Records from a collection:
------------------------------
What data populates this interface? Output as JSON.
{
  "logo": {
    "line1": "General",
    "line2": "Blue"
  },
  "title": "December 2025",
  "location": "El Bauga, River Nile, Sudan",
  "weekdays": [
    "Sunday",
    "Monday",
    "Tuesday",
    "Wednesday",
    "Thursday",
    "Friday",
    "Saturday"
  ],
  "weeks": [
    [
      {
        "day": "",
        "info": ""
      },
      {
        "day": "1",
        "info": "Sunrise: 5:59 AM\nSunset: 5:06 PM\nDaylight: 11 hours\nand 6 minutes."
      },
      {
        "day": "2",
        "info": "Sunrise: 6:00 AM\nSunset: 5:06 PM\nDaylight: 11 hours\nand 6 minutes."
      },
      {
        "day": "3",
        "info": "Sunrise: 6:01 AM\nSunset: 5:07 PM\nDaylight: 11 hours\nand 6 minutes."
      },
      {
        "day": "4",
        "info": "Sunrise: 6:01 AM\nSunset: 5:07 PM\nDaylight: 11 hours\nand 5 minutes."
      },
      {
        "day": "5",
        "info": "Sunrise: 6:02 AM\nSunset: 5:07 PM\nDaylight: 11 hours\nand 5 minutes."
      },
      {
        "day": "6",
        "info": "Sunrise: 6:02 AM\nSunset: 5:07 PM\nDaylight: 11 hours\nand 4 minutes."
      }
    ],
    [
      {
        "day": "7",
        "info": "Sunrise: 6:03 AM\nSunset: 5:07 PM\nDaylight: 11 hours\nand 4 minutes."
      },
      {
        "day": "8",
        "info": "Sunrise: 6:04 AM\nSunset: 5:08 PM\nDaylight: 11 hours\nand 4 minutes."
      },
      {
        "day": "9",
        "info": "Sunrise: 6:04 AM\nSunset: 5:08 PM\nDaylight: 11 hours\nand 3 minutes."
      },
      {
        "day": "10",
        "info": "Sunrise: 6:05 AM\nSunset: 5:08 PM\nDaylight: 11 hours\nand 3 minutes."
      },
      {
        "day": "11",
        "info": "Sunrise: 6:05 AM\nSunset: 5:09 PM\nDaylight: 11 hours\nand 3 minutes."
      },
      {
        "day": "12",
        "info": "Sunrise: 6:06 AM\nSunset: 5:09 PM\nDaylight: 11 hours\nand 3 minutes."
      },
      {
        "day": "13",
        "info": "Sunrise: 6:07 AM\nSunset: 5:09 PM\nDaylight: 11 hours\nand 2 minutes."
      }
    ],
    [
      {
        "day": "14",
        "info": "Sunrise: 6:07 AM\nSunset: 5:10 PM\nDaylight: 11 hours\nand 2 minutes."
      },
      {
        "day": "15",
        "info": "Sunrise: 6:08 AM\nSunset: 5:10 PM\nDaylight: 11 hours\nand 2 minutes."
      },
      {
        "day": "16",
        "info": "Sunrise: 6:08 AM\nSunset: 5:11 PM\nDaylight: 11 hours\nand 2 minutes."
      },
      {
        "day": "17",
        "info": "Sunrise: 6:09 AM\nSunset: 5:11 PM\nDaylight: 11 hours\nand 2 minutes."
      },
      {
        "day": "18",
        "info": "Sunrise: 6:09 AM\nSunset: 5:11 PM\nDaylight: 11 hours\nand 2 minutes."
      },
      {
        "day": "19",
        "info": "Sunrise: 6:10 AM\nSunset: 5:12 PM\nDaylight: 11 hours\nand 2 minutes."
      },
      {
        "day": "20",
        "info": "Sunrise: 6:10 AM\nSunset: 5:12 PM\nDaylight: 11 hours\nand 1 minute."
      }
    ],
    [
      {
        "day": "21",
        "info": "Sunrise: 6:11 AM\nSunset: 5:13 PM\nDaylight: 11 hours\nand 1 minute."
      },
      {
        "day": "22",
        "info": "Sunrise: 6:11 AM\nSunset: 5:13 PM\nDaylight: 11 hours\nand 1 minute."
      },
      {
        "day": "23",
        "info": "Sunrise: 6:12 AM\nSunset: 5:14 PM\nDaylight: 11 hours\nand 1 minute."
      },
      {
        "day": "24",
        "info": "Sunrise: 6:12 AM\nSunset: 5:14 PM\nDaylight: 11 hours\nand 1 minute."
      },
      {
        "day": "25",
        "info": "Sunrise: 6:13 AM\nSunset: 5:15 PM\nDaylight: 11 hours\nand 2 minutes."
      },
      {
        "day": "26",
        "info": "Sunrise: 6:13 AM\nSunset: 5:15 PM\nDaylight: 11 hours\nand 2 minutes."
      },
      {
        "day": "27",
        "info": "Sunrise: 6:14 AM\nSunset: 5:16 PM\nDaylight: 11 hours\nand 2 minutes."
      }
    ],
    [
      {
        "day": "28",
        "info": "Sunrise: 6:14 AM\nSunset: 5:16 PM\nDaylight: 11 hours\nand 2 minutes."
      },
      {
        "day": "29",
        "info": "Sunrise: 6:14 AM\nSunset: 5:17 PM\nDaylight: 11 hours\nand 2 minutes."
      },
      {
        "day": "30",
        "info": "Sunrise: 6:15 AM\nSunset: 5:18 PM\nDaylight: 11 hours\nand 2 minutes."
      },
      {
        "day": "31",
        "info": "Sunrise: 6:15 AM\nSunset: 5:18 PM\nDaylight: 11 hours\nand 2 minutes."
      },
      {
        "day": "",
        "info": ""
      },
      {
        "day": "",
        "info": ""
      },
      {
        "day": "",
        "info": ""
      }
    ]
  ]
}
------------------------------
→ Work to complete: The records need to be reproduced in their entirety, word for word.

→ Result of this task:
What data populates this interface? Output as JSON.
{
  "logo": {
    "line1": "General",
    "line2": "Blue"
  },
  "title": "December 2025",
  "location": "El Bauga, River Nile, Sudan",
  "weekdays": [
    "Sunday",
    "Monday",
    "Tuesday",
    "Wednesday",
    "Thursday",
    "Friday",
    "Saturday"
  ],
  "weeks": [
    [
      {
        "day": "",
        "info": ""
      },
      {
        "day": "1",
        "info": "Sunrise: 5:59 AM\nSunset: 5:06 PM\nDaylight: 11 hours\nand 6 minutes."
      },
      {
        "day": "2",
        "info": "Sunrise: 6:00 AM\nSunset: 5:06 PM\nDaylight: 11 hours\nand 6 minutes."
      },
      {
        "day": "3",
        "info": "Sunrise: 6:01 AM\nSunset: 5:07 PM\nDaylight: 11 hours\nand 6 minutes."
      },
      {
        "day": "4",
        "info": "Sunrise: 6:01 AM\nSunset: 5:07 PM\nDaylight: 11 hours\nand 5 minutes."
      },
      {
        "day": "5",
        "info": "Sunrise: 6:02 AM\nSunset: 5:07 PM\nDaylight: 11 hours\nand 5 minutes."
      },
      {
        "day": "6",
        "info": "Sunrise: 6:02 AM\nSunset: 5:07 PM\nDaylight: 11 hours\nand 4 minutes."
      }
    ],
    [
      {
        "day": "7",
        "info": "Sunrise: 6:03 AM\nSunset: 5:07 PM\nDaylight: 11 hours\nand 4 minutes."
      },
      {
        "day": "8",
        "info": "Sunrise: 6:04 AM\nSunset: 5:08 PM\nDaylight: 11 hours\nand 4 minutes."
      },
      {
        "day": "9",
        "info": "Sunrise: 6:04 AM\nSunset: 5:08 PM\nDaylight: 11 hours\nand 3 minutes."
      },
      {
        "day": "10",
        "info": "Sunrise: 6:05 AM\nSunset: 5:08 PM\nDaylight: 11 hours\nand 3 minutes."
      },
      {
        "day": "11",
        "info": "Sunrise: 6:05 AM\nSunset: 5:09 PM\nDaylight: 11 hours\nand 3 minutes."
      },
      {
        "day": "12",
        "info": "Sunrise: 6:06 AM\nSunset: 5:09 PM\nDaylight: 11 hours\nand 3 minutes."
      },
      {
        "day": "13",
        "info": "Sunrise: 6:07 AM\nSunset: 5:09 PM\nDaylight: 11 hours\nand 2 minutes."
      }
    ],
    [
      {
        "day": "14",
        "info": "Sunrise: 6:07 AM\nSunset: 5:10 PM\nDaylight: 11 hours\nand 2 minutes."
      },
      {
        "day": "15",
        "info": "Sunrise: 6:08 AM\nSunset: 5:10 PM\nDaylight: 11 hours\nand 2 minutes."
      },
      {
        "day": "16",
        "info": "Sunrise: 6:08 AM\nSunset: 5:11 PM\nDaylight: 11 hours\nand 2 minutes."
      },
      {
        "day": "17",
        "info": "Sunrise: 6:09 AM\nSunset: 5:11 PM\nDaylight: 11 hours\nand 2 minutes."
      },
      {
        "day": "18",
        "info": "Sunrise: 6:09 AM\nSunset: 5:11 PM\nDaylight: 11 hours\nand 2 minutes."
      },
      {
        "day": "19",
        "info": "Sunrise: 6:10 AM\nSunset: 5:12 PM\nDaylight: 11 hours\nand 2 minutes."
      },
      {
        "day": "20",
        "info": "Sunrise: 6:10 AM\nSunset: 5:12 PM\nDaylight: 11 hours\nand 1 minute."
      }
    ],
    [
      {
        "day": "21",
        "info": "Sunrise: 6:11 AM\nSunset: 5:13 PM\nDaylight: 11 hours\nand 1 minute."
      },
      {
        "day": "22",
        "info": "Sunrise: 6:11 AM\nSunset: 5:13 PM\nDaylight: 11 hours\nand 1 minute."
      },
      {
        "day": "23",
        "info": "Sunrise: 6:12 AM\nSunset: 5:14 PM\nDaylight: 11 hours\nand 1 minute."
      },
      {
        "day": "24",
        "info": "Sunrise: 6:12 AM\nSunset: 5:14 PM\nDaylight: 11 hours\nand 1 minute."
      },
      {
        "day": "25",
        "info": "Sunrise: 6:13 AM\nSunset: 5:15 PM\nDaylight: 11 hours\nand 2 minutes."
      },
      {
        "day": "26",
        "info": "Sunrise: 6:13 AM\nSunset: 5:15 PM\nDaylight: 11 hours\nand 2 minutes."
      },
      {
        "day": "27",
        "info": "Sunrise: 6:14 AM\nSunset: 5:16 PM\nDaylight: 11 hours\nand 2 minutes."
      }
    ],
    [
      {
        "day": "28",
        "info": "Sunrise: 6:14 AM\nSunset: 5:16 PM\nDaylight: 11 hours\nand 2 minutes."
      },
      {
        "day": "29",
        "info": "Sunrise: 6:14 AM\nSunset: 5:17 PM\nDaylight: 11 hours\nand 2 minutes."
      },
      {
        "day": "30",
        "info": "Sunrise: 6:15 AM\nSunset: 5:18 PM\nDaylight: 11 hours\nand 2 minutes."
      },
      {
        "day": "31",
        "info": "Sunrise: 6:15 AM\nSunset: 5:18 PM\nDaylight: 11 hours\nand 2 minutes."
      },
      {
        "day": "",
        "info": ""
      },
      {
        "day": "",
        "info": ""
      },
      {
        "day": "",
        "info": ""
      }
    ]
  ]
}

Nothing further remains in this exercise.